“The desire to create, to write, to fulfil [sic] our artistic dreams is a powerful human need. Yet the number of people who make a living solely by their pen is actually quite small. What does that mean for the rest of us, the self-described writing geeks, who are passionate about writing and who still want to sustain successful literary lives?” asks the back cover of Stephanie Vanderslice’s The Geek’s Guide to the Writing Life.
Vanderslice, director of the University of Central Arkansas’ Arkansas Writer’s MFA workshop, is completely open about her “writing geek” status in The Geek’s Guide. “Literally or metaphorically, I’ve never sat at the cool kids’ table in the cafeteria – whether in high school or the literary world – in my life.

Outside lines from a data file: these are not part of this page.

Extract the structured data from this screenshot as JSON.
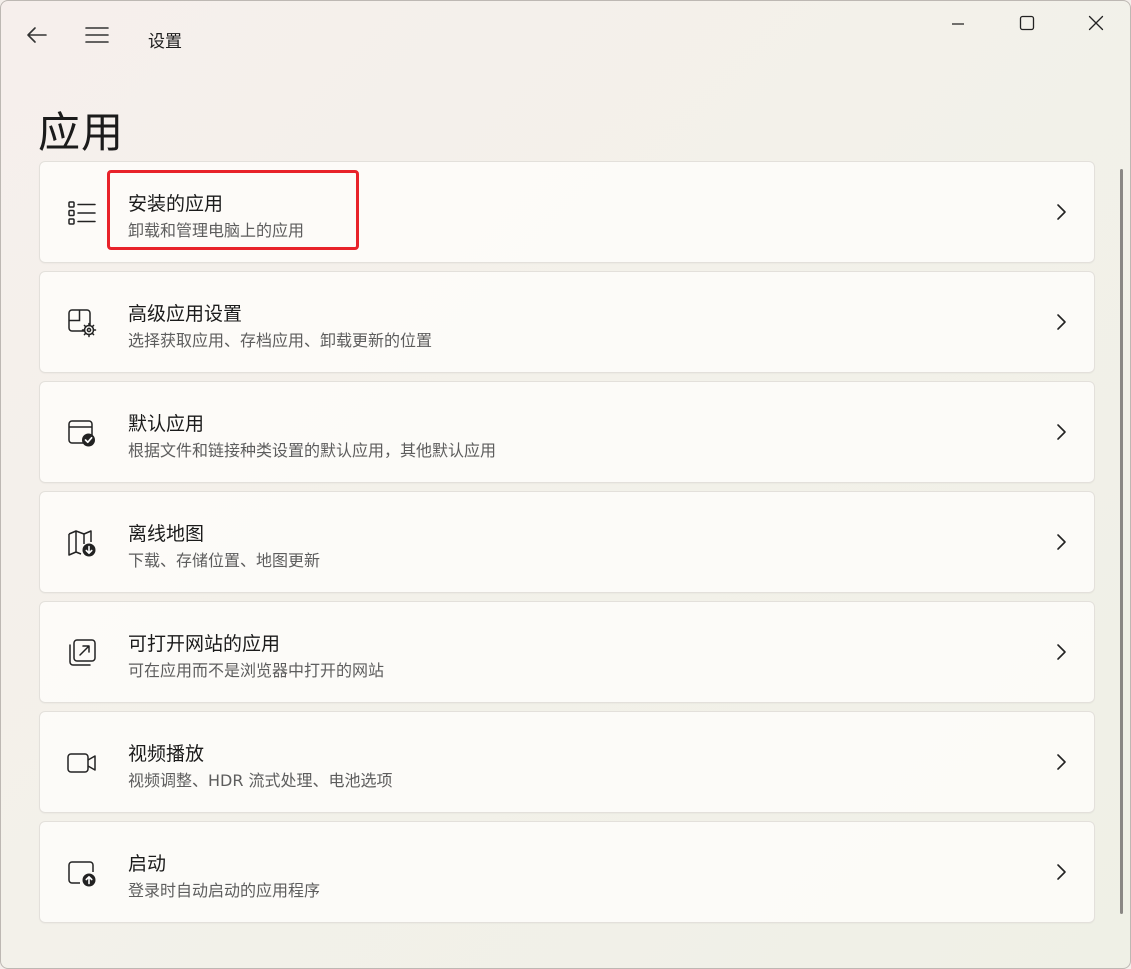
{
  "window": {
    "app_title": "设置",
    "back_icon": "back-arrow-icon",
    "menu_icon": "hamburger-menu-icon",
    "controls": [
      "minimize-icon",
      "maximize-icon",
      "close-icon"
    ]
  },
  "page": {
    "title": "应用"
  },
  "items": [
    {
      "icon": "list-icon",
      "title": "安装的应用",
      "subtitle": "卸载和管理电脑上的应用"
    },
    {
      "icon": "app-settings-icon",
      "title": "高级应用设置",
      "subtitle": "选择获取应用、存档应用、卸载更新的位置"
    },
    {
      "icon": "default-app-icon",
      "title": "默认应用",
      "subtitle": "根据文件和链接种类设置的默认应用，其他默认应用"
    },
    {
      "icon": "offline-map-icon",
      "title": "离线地图",
      "subtitle": "下载、存储位置、地图更新"
    },
    {
      "icon": "open-website-icon",
      "title": "可打开网站的应用",
      "subtitle": "可在应用而不是浏览器中打开的网站"
    },
    {
      "icon": "video-icon",
      "title": "视频播放",
      "subtitle": "视频调整、HDR 流式处理、电池选项"
    },
    {
      "icon": "startup-icon",
      "title": "启动",
      "subtitle": "登录时自动启动的应用程序"
    }
  ],
  "colors": {
    "highlight": "#e8222a",
    "text_primary": "#1b1b1b",
    "text_secondary": "#5d5d5d"
  }
}
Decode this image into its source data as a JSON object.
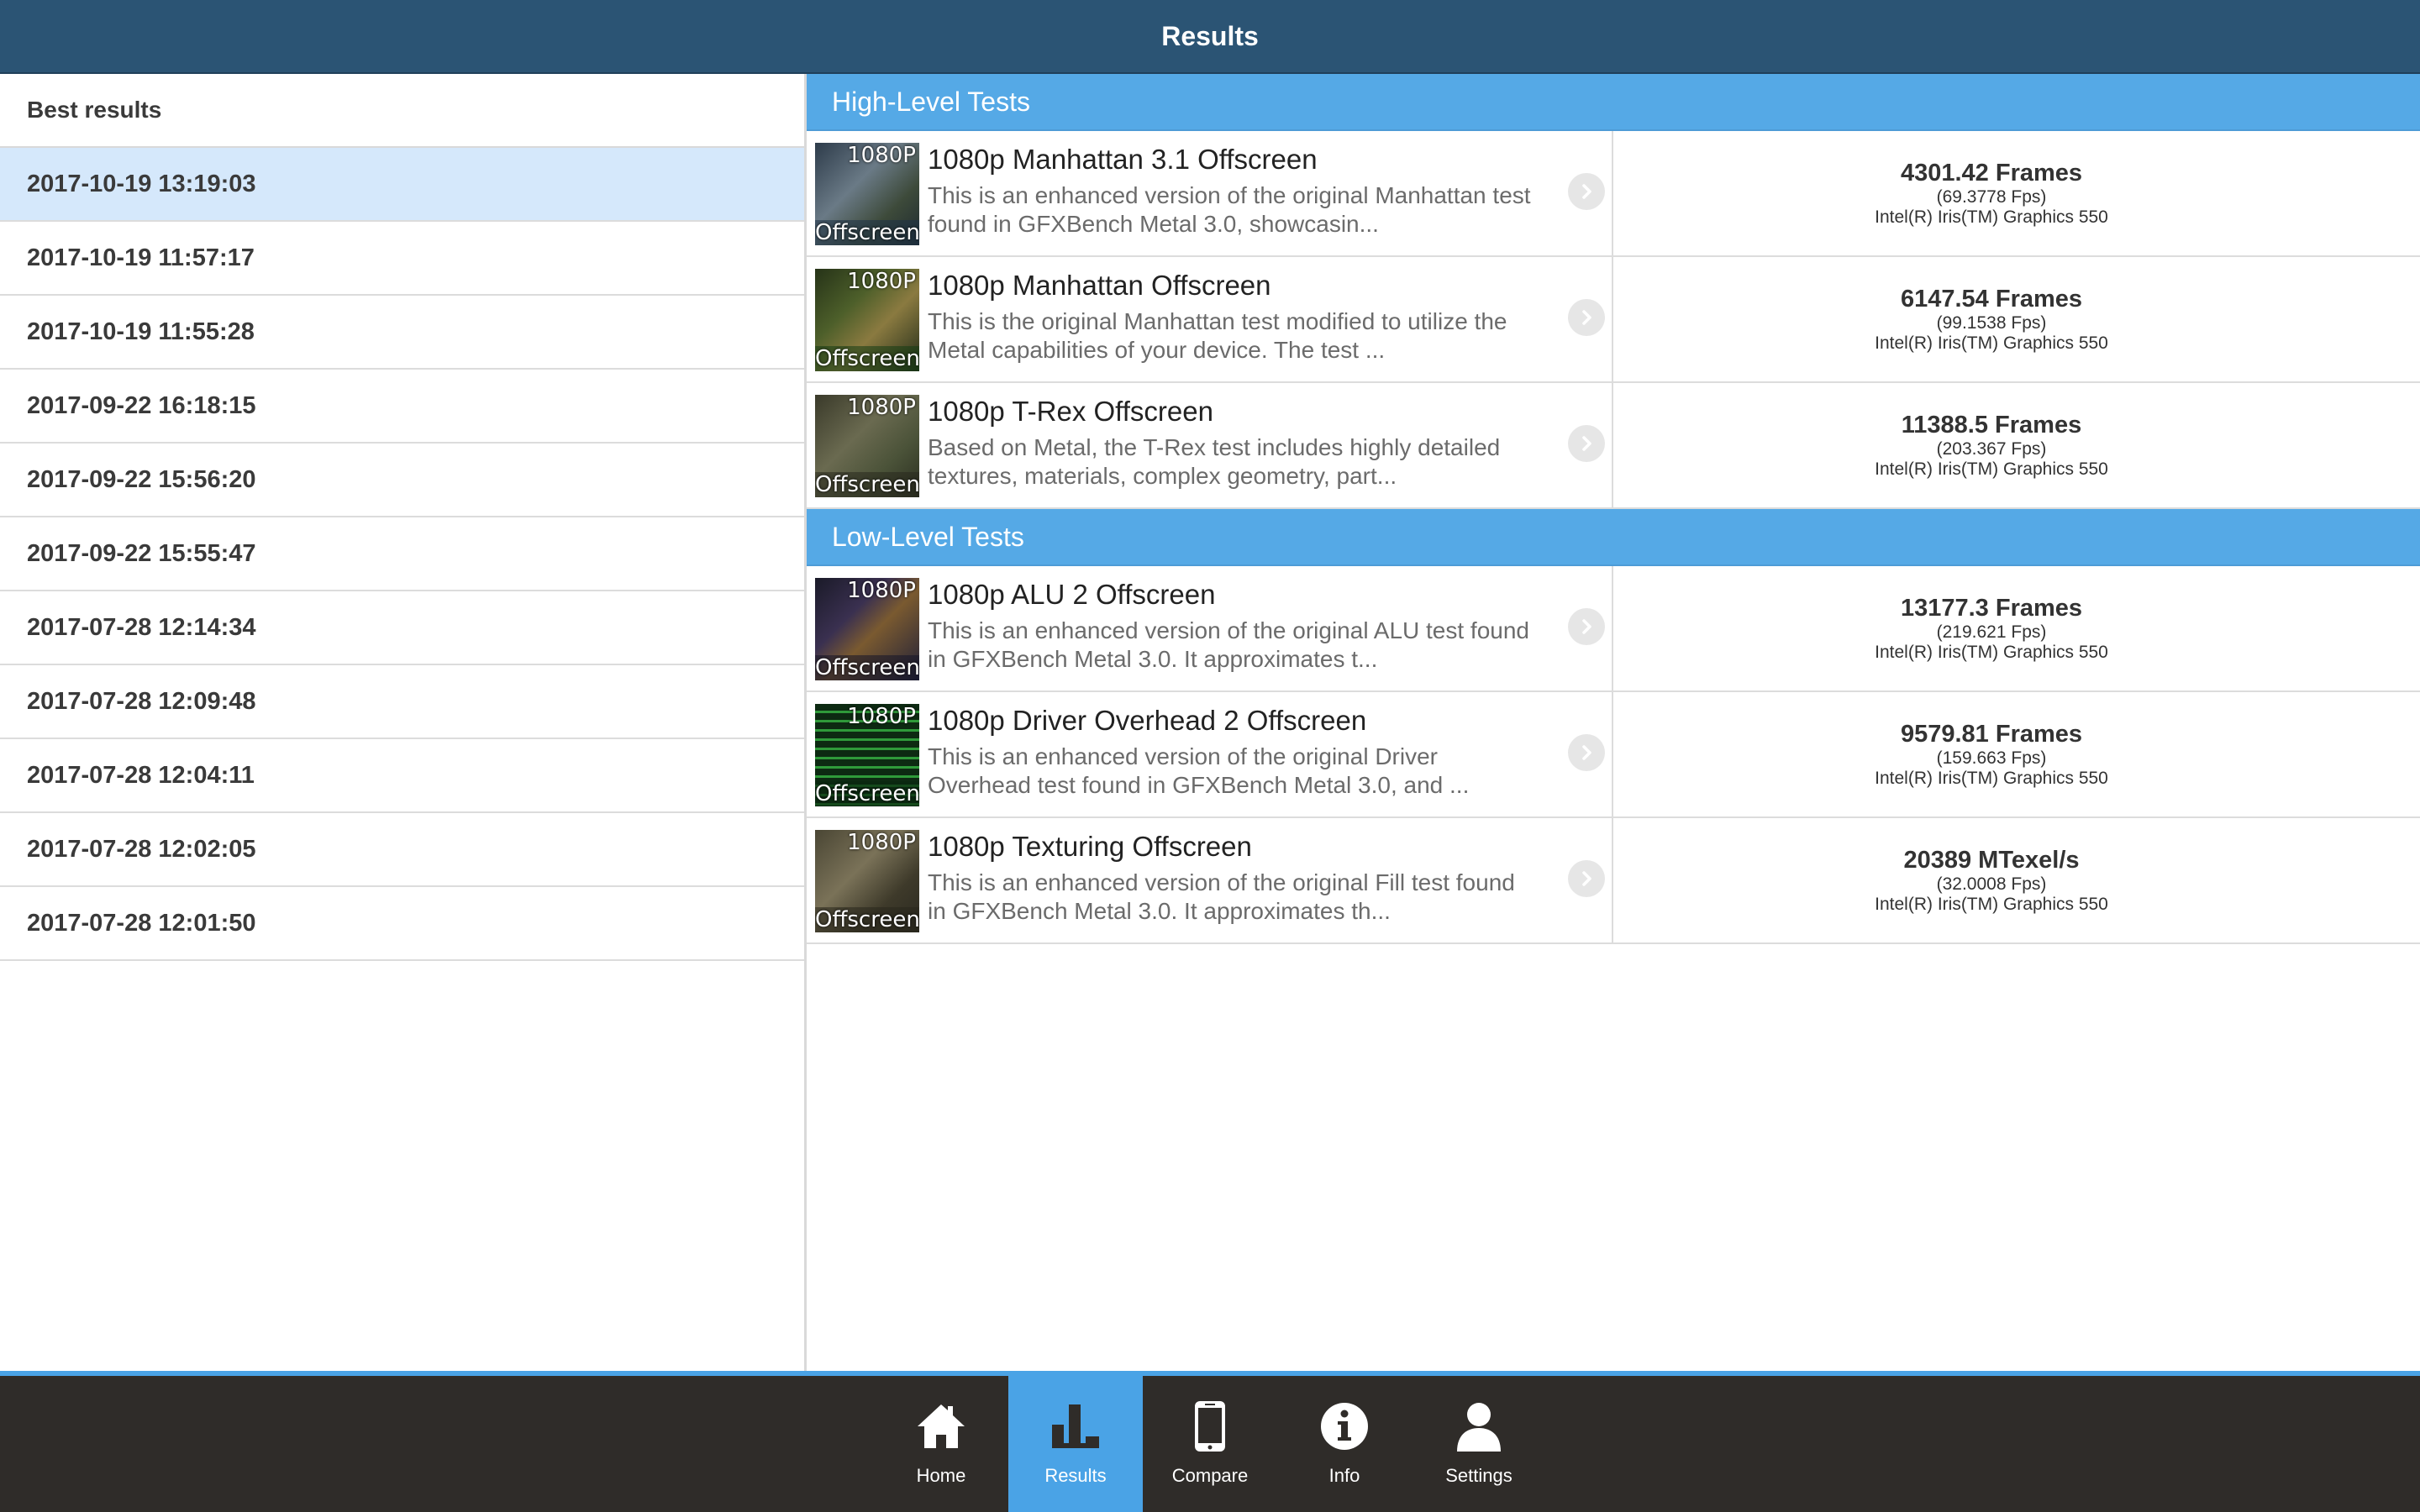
{
  "header": {
    "title": "Results"
  },
  "sidebar": {
    "title": "Best results",
    "items": [
      "2017-10-19 13:19:03",
      "2017-10-19 11:57:17",
      "2017-10-19 11:55:28",
      "2017-09-22 16:18:15",
      "2017-09-22 15:56:20",
      "2017-09-22 15:55:47",
      "2017-07-28 12:14:34",
      "2017-07-28 12:09:48",
      "2017-07-28 12:04:11",
      "2017-07-28 12:02:05",
      "2017-07-28 12:01:50"
    ]
  },
  "sections": [
    {
      "title": "High-Level Tests",
      "tests": [
        {
          "title": "1080p Manhattan 3.1 Offscreen",
          "desc_line1": "This is an enhanced version of the original Manhattan test",
          "desc_line2": "found in GFXBench Metal 3.0, showcasin...",
          "thumb_top": "1080P",
          "thumb_bottom": "Offscreen",
          "score": "4301.42 Frames",
          "fps": "(69.3778 Fps)",
          "gpu": "Intel(R) Iris(TM) Graphics 550"
        },
        {
          "title": "1080p Manhattan Offscreen",
          "desc_line1": "This is the original Manhattan test modified to utilize the",
          "desc_line2": "Metal capabilities of your device. The test ...",
          "thumb_top": "1080P",
          "thumb_bottom": "Offscreen",
          "score": "6147.54 Frames",
          "fps": "(99.1538 Fps)",
          "gpu": "Intel(R) Iris(TM) Graphics 550"
        },
        {
          "title": "1080p T-Rex Offscreen",
          "desc_line1": "Based on Metal, the T-Rex test includes highly detailed",
          "desc_line2": "textures, materials, complex geometry, part...",
          "thumb_top": "1080P",
          "thumb_bottom": "Offscreen",
          "score": "11388.5 Frames",
          "fps": "(203.367 Fps)",
          "gpu": "Intel(R) Iris(TM) Graphics 550"
        }
      ]
    },
    {
      "title": "Low-Level Tests",
      "tests": [
        {
          "title": "1080p ALU 2 Offscreen",
          "desc_line1": "This is an enhanced version of the original ALU test found",
          "desc_line2": "in GFXBench Metal 3.0. It approximates t...",
          "thumb_top": "1080P",
          "thumb_bottom": "Offscreen",
          "score": "13177.3 Frames",
          "fps": "(219.621 Fps)",
          "gpu": "Intel(R) Iris(TM) Graphics 550"
        },
        {
          "title": "1080p Driver Overhead 2 Offscreen",
          "desc_line1": "This is an enhanced version of the original Driver",
          "desc_line2": "Overhead test found in GFXBench Metal 3.0, and ...",
          "thumb_top": "1080P",
          "thumb_bottom": "Offscreen",
          "score": "9579.81 Frames",
          "fps": "(159.663 Fps)",
          "gpu": "Intel(R) Iris(TM) Graphics 550"
        },
        {
          "title": "1080p Texturing Offscreen",
          "desc_line1": "This is an enhanced version of the original Fill test found",
          "desc_line2": "in GFXBench Metal 3.0. It approximates th...",
          "thumb_top": "1080P",
          "thumb_bottom": "Offscreen",
          "score": "20389 MTexel/s",
          "fps": "(32.0008 Fps)",
          "gpu": "Intel(R) Iris(TM) Graphics 550"
        }
      ]
    }
  ],
  "tabs": [
    {
      "label": "Home",
      "icon": "home-icon"
    },
    {
      "label": "Results",
      "icon": "bar-chart-icon"
    },
    {
      "label": "Compare",
      "icon": "phone-icon"
    },
    {
      "label": "Info",
      "icon": "info-icon"
    },
    {
      "label": "Settings",
      "icon": "user-icon"
    }
  ],
  "active_tab": "Results",
  "colors": {
    "header": "#2b5474",
    "section": "#55a9e6",
    "selected_row": "#d5e8fb",
    "tabbar": "#2f2c29",
    "tab_active": "#4aa3e6"
  }
}
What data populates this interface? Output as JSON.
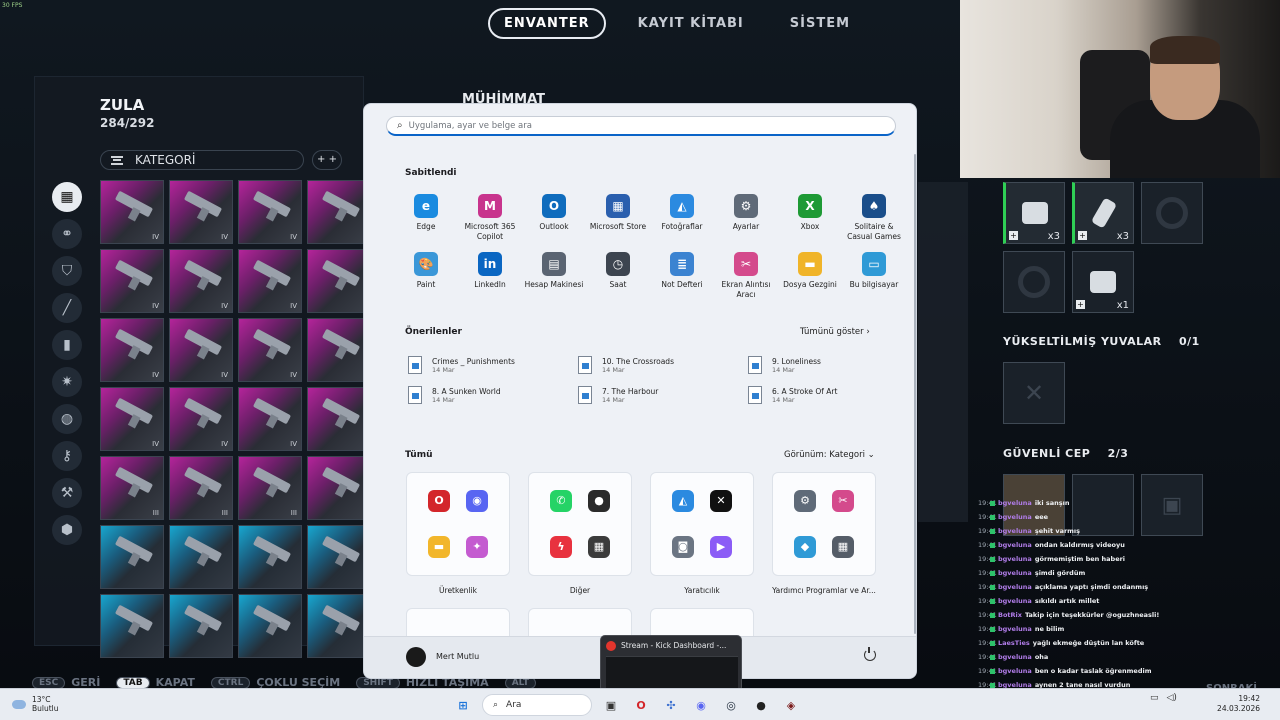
{
  "game": {
    "fps": "30 FPS",
    "tabs": [
      {
        "label": "ENVANTER",
        "active": true
      },
      {
        "label": "KAYIT KİTABI",
        "active": false
      },
      {
        "label": "SİSTEM",
        "active": false
      }
    ],
    "zula_title": "ZULA",
    "zula_count": "284/292",
    "category_label": "KATEGORİ",
    "sort_label": "+ +",
    "muhimmat": "MÜHİMMAT",
    "upgraded_slots_label": "YÜKSELTİLMİŞ YUVALAR",
    "upgraded_slots_count": "0/1",
    "safe_pocket_label": "GÜVENLİ CEP",
    "safe_pocket_count": "2/3",
    "slot_qty": [
      "x3",
      "x3",
      "x1"
    ],
    "cell_tags": [
      "IV",
      "III"
    ],
    "hints": [
      {
        "key": "ESC",
        "label": "GERİ"
      },
      {
        "key": "TAB",
        "label": "KAPAT"
      },
      {
        "key": "CTRL",
        "label": "ÇOKLU SEÇİM"
      },
      {
        "key": "SHIFT",
        "label": "HIZLI TAŞIMA"
      },
      {
        "key": "ALT",
        "label": ""
      },
      {
        "key": "",
        "label": "SONRAKİ"
      }
    ]
  },
  "chat": [
    {
      "time": "19:41",
      "user": "bgveluna",
      "msg": "iki sanşın"
    },
    {
      "time": "19:41",
      "user": "bgveluna",
      "msg": "eee"
    },
    {
      "time": "19:41",
      "user": "bgveluna",
      "msg": "şehit varmış"
    },
    {
      "time": "19:41",
      "user": "bgveluna",
      "msg": "ondan kaldırmış videoyu"
    },
    {
      "time": "19:41",
      "user": "bgveluna",
      "msg": "görmemiştim ben haberi"
    },
    {
      "time": "19:41",
      "user": "bgveluna",
      "msg": "şimdi gördüm"
    },
    {
      "time": "19:41",
      "user": "bgveluna",
      "msg": "açıklama yaptı şimdi ondanmış"
    },
    {
      "time": "19:41",
      "user": "bgveluna",
      "msg": "sıkıldı artık millet"
    },
    {
      "time": "19:41",
      "user": "BotRix",
      "msg": "Takip için teşekkürler @oguzhneasli!"
    },
    {
      "time": "19:41",
      "user": "bgveluna",
      "msg": "ne bilim"
    },
    {
      "time": "19:41",
      "user": "LaesTies",
      "msg": "yağlı ekmeğe düştün lan köfte"
    },
    {
      "time": "19:41",
      "user": "bgveluna",
      "msg": "oha"
    },
    {
      "time": "19:41",
      "user": "bgveluna",
      "msg": "ben o kadar taslak öğrenmedim"
    },
    {
      "time": "19:41",
      "user": "bgveluna",
      "msg": "aynen 2 tane nasıl vurdun"
    },
    {
      "time": "19:41",
      "user": "",
      "msg": "Ayhan yokken nekadar güzel oyun"
    },
    {
      "time": "19:41",
      "user": "",
      "msg": "az kaldı ratlım sabret"
    }
  ],
  "start_menu": {
    "search_placeholder": "Uygulama, ayar ve belge ara",
    "pinned_title": "Sabitlendi",
    "pinned": [
      {
        "name": "Edge",
        "icon": "edge-icon",
        "color": "#1a8be0",
        "glyph": "e"
      },
      {
        "name": "Microsoft 365 Copilot",
        "icon": "m365-icon",
        "color": "#c8348d",
        "glyph": "M"
      },
      {
        "name": "Outlook",
        "icon": "outlook-icon",
        "color": "#0f6cbd",
        "glyph": "O"
      },
      {
        "name": "Microsoft Store",
        "icon": "store-icon",
        "color": "#2a5fae",
        "glyph": "▦"
      },
      {
        "name": "Fotoğraflar",
        "icon": "photos-icon",
        "color": "#2b8ae0",
        "glyph": "◭"
      },
      {
        "name": "Ayarlar",
        "icon": "settings-icon",
        "color": "#5f6a78",
        "glyph": "⚙"
      },
      {
        "name": "Xbox",
        "icon": "xbox-icon",
        "color": "#1e9a35",
        "glyph": "X"
      },
      {
        "name": "Solitaire & Casual Games",
        "icon": "solitaire-icon",
        "color": "#1a4e8a",
        "glyph": "♠"
      },
      {
        "name": "Paint",
        "icon": "paint-icon",
        "color": "#3a97d8",
        "glyph": "🎨"
      },
      {
        "name": "LinkedIn",
        "icon": "linkedin-icon",
        "color": "#0a66c2",
        "glyph": "in"
      },
      {
        "name": "Hesap Makinesi",
        "icon": "calculator-icon",
        "color": "#5a6472",
        "glyph": "▤"
      },
      {
        "name": "Saat",
        "icon": "clock-icon",
        "color": "#3d4550",
        "glyph": "◷"
      },
      {
        "name": "Not Defteri",
        "icon": "notepad-icon",
        "color": "#3b83d1",
        "glyph": "≣"
      },
      {
        "name": "Ekran Alıntısı Aracı",
        "icon": "snipping-icon",
        "color": "#d44a8c",
        "glyph": "✂"
      },
      {
        "name": "Dosya Gezgini",
        "icon": "folder-icon",
        "color": "#f0b429",
        "glyph": "▬"
      },
      {
        "name": "Bu bilgisayar",
        "icon": "computer-icon",
        "color": "#2f9ad6",
        "glyph": "▭"
      }
    ],
    "recommended_title": "Önerilenler",
    "show_all": "Tümünü göster",
    "recommended": [
      {
        "title": "Crimes _ Punishments",
        "date": "14 Mar"
      },
      {
        "title": "10. The Crossroads",
        "date": "14 Mar"
      },
      {
        "title": "9. Loneliness",
        "date": "14 Mar"
      },
      {
        "title": "8. A Sunken World",
        "date": "14 Mar"
      },
      {
        "title": "7. The Harbour",
        "date": "14 Mar"
      },
      {
        "title": "6. A Stroke Of Art",
        "date": "14 Mar"
      }
    ],
    "all_title": "Tümü",
    "view_label": "Görünüm: Kategori",
    "groups": [
      {
        "name": "Üretkenlik",
        "icons": [
          {
            "c": "#d3262b",
            "g": "O"
          },
          {
            "c": "#5865f2",
            "g": "◉"
          },
          {
            "c": "#f2b62b",
            "g": "▬"
          },
          {
            "c": "#c45bd0",
            "g": "✦"
          }
        ]
      },
      {
        "name": "Diğer",
        "icons": [
          {
            "c": "#25d366",
            "g": "✆"
          },
          {
            "c": "#2b2b2b",
            "g": "●"
          },
          {
            "c": "#e8323f",
            "g": "ϟ"
          },
          {
            "c": "#3b3b3b",
            "g": "▦"
          }
        ]
      },
      {
        "name": "Yaratıcılık",
        "icons": [
          {
            "c": "#2b8ae0",
            "g": "◭"
          },
          {
            "c": "#111111",
            "g": "✕"
          },
          {
            "c": "#6b7583",
            "g": "◙"
          },
          {
            "c": "#8b5cf6",
            "g": "▶"
          }
        ]
      },
      {
        "name": "Yardımcı Programlar ve Ar...",
        "icons": [
          {
            "c": "#5f6a78",
            "g": "⚙"
          },
          {
            "c": "#d44a8c",
            "g": "✂"
          },
          {
            "c": "#2f9ad6",
            "g": "◆"
          },
          {
            "c": "#555d68",
            "g": "▦"
          }
        ]
      }
    ],
    "user_name": "Mert Mutlu"
  },
  "kick_popup": {
    "title": "Stream - Kick Dashboard -..."
  },
  "taskbar": {
    "weather_temp": "13°C",
    "weather_desc": "Bulutlu",
    "search_label": "Ara",
    "time": "19:42",
    "date": "24.03.2026"
  }
}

I wouldn’t even know what to do or say there if I had. I’m ok with this reality.” she says. “Face it, the cool kids’ table just isn’t that big.”
With refreshing and disarming honesty, Vanderslice encourages her fellow non-cool writers while delivering cut-to-the-chase advice. “You don’t really have to be cool to be a writer,” Vanderslice writes. “Lean in here and I’ll tell you the secret, something you’ll read over and over again in this book: Leading a writing life is more about doing the writing than anything else. Doing the writing when no one else really cares about what you’re doing, because – lean back in, I wasn’t finished – they don’t.”
The book contains short, incessantly readable chapters with titles like “Doing the work (and, sometimes, not doing the work),” “Making a living: Careers that support the writing life,” and “Making the show: They said ‘No.’ Now what? Or, they said ‘Yes.’ Now what?” Vanderslice also covers platform building, options for pursuing a writing education, and both traditional and non-traditional book publishing.
“Writing can be a lonely craft but Stephanie Vanderslice inspires, informs, and motivates with warmth,” praises Julia Fierro, author of The Gypsy Moth Summer.
“This is a deeply generous book, brimming with sustenance, practicality, and honest, hard-earned hopefulness,” echoes Julianna Baggott, author of the Pure series.